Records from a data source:
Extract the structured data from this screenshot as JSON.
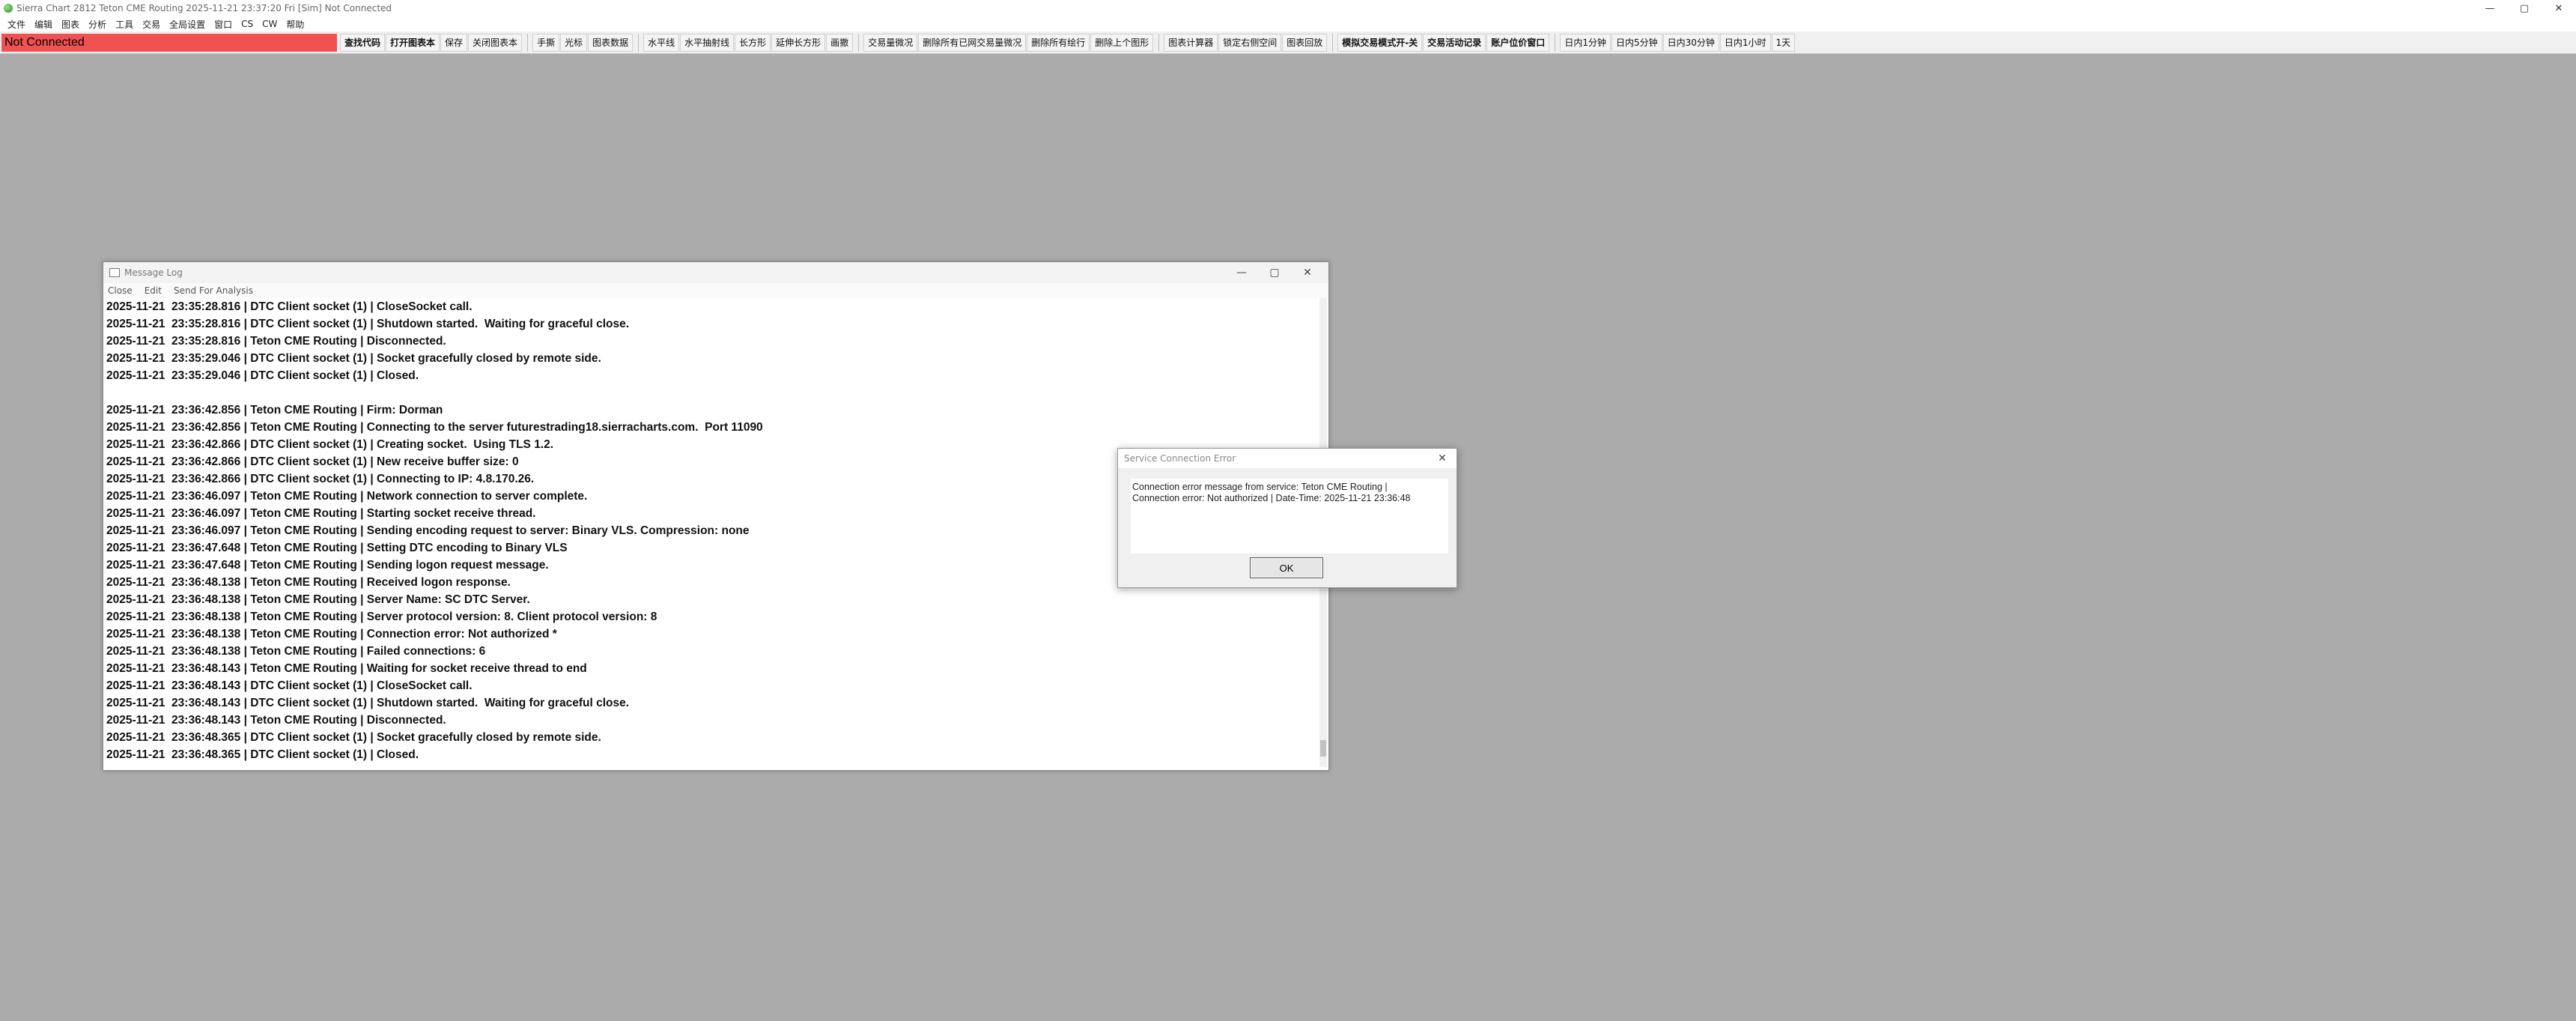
{
  "titlebar": {
    "title": "Sierra Chart 2812 Teton CME Routing 2025-11-21  23:37:20 Fri [Sim] Not Connected",
    "minimize": "—",
    "maximize": "▢",
    "close": "✕"
  },
  "menubar": {
    "items": [
      "文件",
      "编辑",
      "图表",
      "分析",
      "工具",
      "交易",
      "全局设置",
      "窗口",
      "CS",
      "CW",
      "帮助"
    ]
  },
  "toolbar": {
    "status_text": "Not Connected",
    "status_color": "#f05252",
    "group1": [
      "查找代码",
      "打开图表本",
      "保存",
      "关闭图表本"
    ],
    "group2": [
      "手撕",
      "光标",
      "图表数据"
    ],
    "group3": [
      "水平线",
      "水平抽射线",
      "长方形",
      "延伸长方形",
      "画撤"
    ],
    "group4": [
      "交易量微况",
      "删除所有已网交易量微况",
      "删除所有绘行",
      "删除上个图形"
    ],
    "group5": [
      "图表计算器",
      "锁定右侧空间",
      "图表回放"
    ],
    "group6": [
      "模拟交易模式开-关",
      "交易活动记录",
      "账户位价窗口"
    ],
    "group7": [
      "日内1分钟",
      "日内5分钟",
      "日内30分钟",
      "日内1小时",
      "1天"
    ]
  },
  "message_log": {
    "title": "Message Log",
    "menu": [
      "Close",
      "Edit",
      "Send For Analysis"
    ],
    "lines": [
      "2025-11-21  23:35:28.816 | DTC Client socket (1) | CloseSocket call.",
      "2025-11-21  23:35:28.816 | DTC Client socket (1) | Shutdown started.  Waiting for graceful close.",
      "2025-11-21  23:35:28.816 | Teton CME Routing | Disconnected.",
      "2025-11-21  23:35:29.046 | DTC Client socket (1) | Socket gracefully closed by remote side.",
      "2025-11-21  23:35:29.046 | DTC Client socket (1) | Closed.",
      "",
      "2025-11-21  23:36:42.856 | Teton CME Routing | Firm: Dorman",
      "2025-11-21  23:36:42.856 | Teton CME Routing | Connecting to the server futurestrading18.sierracharts.com.  Port 11090",
      "2025-11-21  23:36:42.866 | DTC Client socket (1) | Creating socket.  Using TLS 1.2.",
      "2025-11-21  23:36:42.866 | DTC Client socket (1) | New receive buffer size: 0",
      "2025-11-21  23:36:42.866 | DTC Client socket (1) | Connecting to IP: 4.8.170.26.",
      "2025-11-21  23:36:46.097 | Teton CME Routing | Network connection to server complete.",
      "2025-11-21  23:36:46.097 | Teton CME Routing | Starting socket receive thread.",
      "2025-11-21  23:36:46.097 | Teton CME Routing | Sending encoding request to server: Binary VLS. Compression: none",
      "2025-11-21  23:36:47.648 | Teton CME Routing | Setting DTC encoding to Binary VLS",
      "2025-11-21  23:36:47.648 | Teton CME Routing | Sending logon request message.",
      "2025-11-21  23:36:48.138 | Teton CME Routing | Received logon response.",
      "2025-11-21  23:36:48.138 | Teton CME Routing | Server Name: SC DTC Server.",
      "2025-11-21  23:36:48.138 | Teton CME Routing | Server protocol version: 8. Client protocol version: 8",
      "2025-11-21  23:36:48.138 | Teton CME Routing | Connection error: Not authorized *",
      "2025-11-21  23:36:48.138 | Teton CME Routing | Failed connections: 6",
      "2025-11-21  23:36:48.143 | Teton CME Routing | Waiting for socket receive thread to end",
      "2025-11-21  23:36:48.143 | DTC Client socket (1) | CloseSocket call.",
      "2025-11-21  23:36:48.143 | DTC Client socket (1) | Shutdown started.  Waiting for graceful close.",
      "2025-11-21  23:36:48.143 | Teton CME Routing | Disconnected.",
      "2025-11-21  23:36:48.365 | DTC Client socket (1) | Socket gracefully closed by remote side.",
      "2025-11-21  23:36:48.365 | DTC Client socket (1) | Closed."
    ]
  },
  "error_dialog": {
    "title": "Service Connection Error",
    "message_line1": "Connection error message from service: Teton CME Routing |",
    "message_line2": "Connection error: Not authorized | Date-Time: 2025-11-21  23:36:48",
    "ok_label": "OK"
  }
}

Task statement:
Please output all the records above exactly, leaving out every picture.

Exercise response:
Extract the structured data from this screenshot as JSON.
{
  "titlebar": {
    "title": "Sierra Chart 2812 Teton CME Routing 2025-11-21  23:37:20 Fri [Sim] Not Connected",
    "minimize": "—",
    "maximize": "▢",
    "close": "✕"
  },
  "menubar": {
    "items": [
      "文件",
      "编辑",
      "图表",
      "分析",
      "工具",
      "交易",
      "全局设置",
      "窗口",
      "CS",
      "CW",
      "帮助"
    ]
  },
  "toolbar": {
    "status_text": "Not Connected",
    "status_color": "#f05252",
    "group1": [
      "查找代码",
      "打开图表本",
      "保存",
      "关闭图表本"
    ],
    "group2": [
      "手撕",
      "光标",
      "图表数据"
    ],
    "group3": [
      "水平线",
      "水平抽射线",
      "长方形",
      "延伸长方形",
      "画撤"
    ],
    "group4": [
      "交易量微况",
      "删除所有已网交易量微况",
      "删除所有绘行",
      "删除上个图形"
    ],
    "group5": [
      "图表计算器",
      "锁定右侧空间",
      "图表回放"
    ],
    "group6": [
      "模拟交易模式开-关",
      "交易活动记录",
      "账户位价窗口"
    ],
    "group7": [
      "日内1分钟",
      "日内5分钟",
      "日内30分钟",
      "日内1小时",
      "1天"
    ]
  },
  "message_log": {
    "title": "Message Log",
    "menu": [
      "Close",
      "Edit",
      "Send For Analysis"
    ],
    "lines": [
      "2025-11-21  23:35:28.816 | DTC Client socket (1) | CloseSocket call.",
      "2025-11-21  23:35:28.816 | DTC Client socket (1) | Shutdown started.  Waiting for graceful close.",
      "2025-11-21  23:35:28.816 | Teton CME Routing | Disconnected.",
      "2025-11-21  23:35:29.046 | DTC Client socket (1) | Socket gracefully closed by remote side.",
      "2025-11-21  23:35:29.046 | DTC Client socket (1) | Closed.",
      "",
      "2025-11-21  23:36:42.856 | Teton CME Routing | Firm: Dorman",
      "2025-11-21  23:36:42.856 | Teton CME Routing | Connecting to the server futurestrading18.sierracharts.com.  Port 11090",
      "2025-11-21  23:36:42.866 | DTC Client socket (1) | Creating socket.  Using TLS 1.2.",
      "2025-11-21  23:36:42.866 | DTC Client socket (1) | New receive buffer size: 0",
      "2025-11-21  23:36:42.866 | DTC Client socket (1) | Connecting to IP: 4.8.170.26.",
      "2025-11-21  23:36:46.097 | Teton CME Routing | Network connection to server complete.",
      "2025-11-21  23:36:46.097 | Teton CME Routing | Starting socket receive thread.",
      "2025-11-21  23:36:46.097 | Teton CME Routing | Sending encoding request to server: Binary VLS. Compression: none",
      "2025-11-21  23:36:47.648 | Teton CME Routing | Setting DTC encoding to Binary VLS",
      "2025-11-21  23:36:47.648 | Teton CME Routing | Sending logon request message.",
      "2025-11-21  23:36:48.138 | Teton CME Routing | Received logon response.",
      "2025-11-21  23:36:48.138 | Teton CME Routing | Server Name: SC DTC Server.",
      "2025-11-21  23:36:48.138 | Teton CME Routing | Server protocol version: 8. Client protocol version: 8",
      "2025-11-21  23:36:48.138 | Teton CME Routing | Connection error: Not authorized *",
      "2025-11-21  23:36:48.138 | Teton CME Routing | Failed connections: 6",
      "2025-11-21  23:36:48.143 | Teton CME Routing | Waiting for socket receive thread to end",
      "2025-11-21  23:36:48.143 | DTC Client socket (1) | CloseSocket call.",
      "2025-11-21  23:36:48.143 | DTC Client socket (1) | Shutdown started.  Waiting for graceful close.",
      "2025-11-21  23:36:48.143 | Teton CME Routing | Disconnected.",
      "2025-11-21  23:36:48.365 | DTC Client socket (1) | Socket gracefully closed by remote side.",
      "2025-11-21  23:36:48.365 | DTC Client socket (1) | Closed."
    ]
  },
  "error_dialog": {
    "title": "Service Connection Error",
    "message_line1": "Connection error message from service: Teton CME Routing |",
    "message_line2": "Connection error: Not authorized | Date-Time: 2025-11-21  23:36:48",
    "ok_label": "OK"
  }
}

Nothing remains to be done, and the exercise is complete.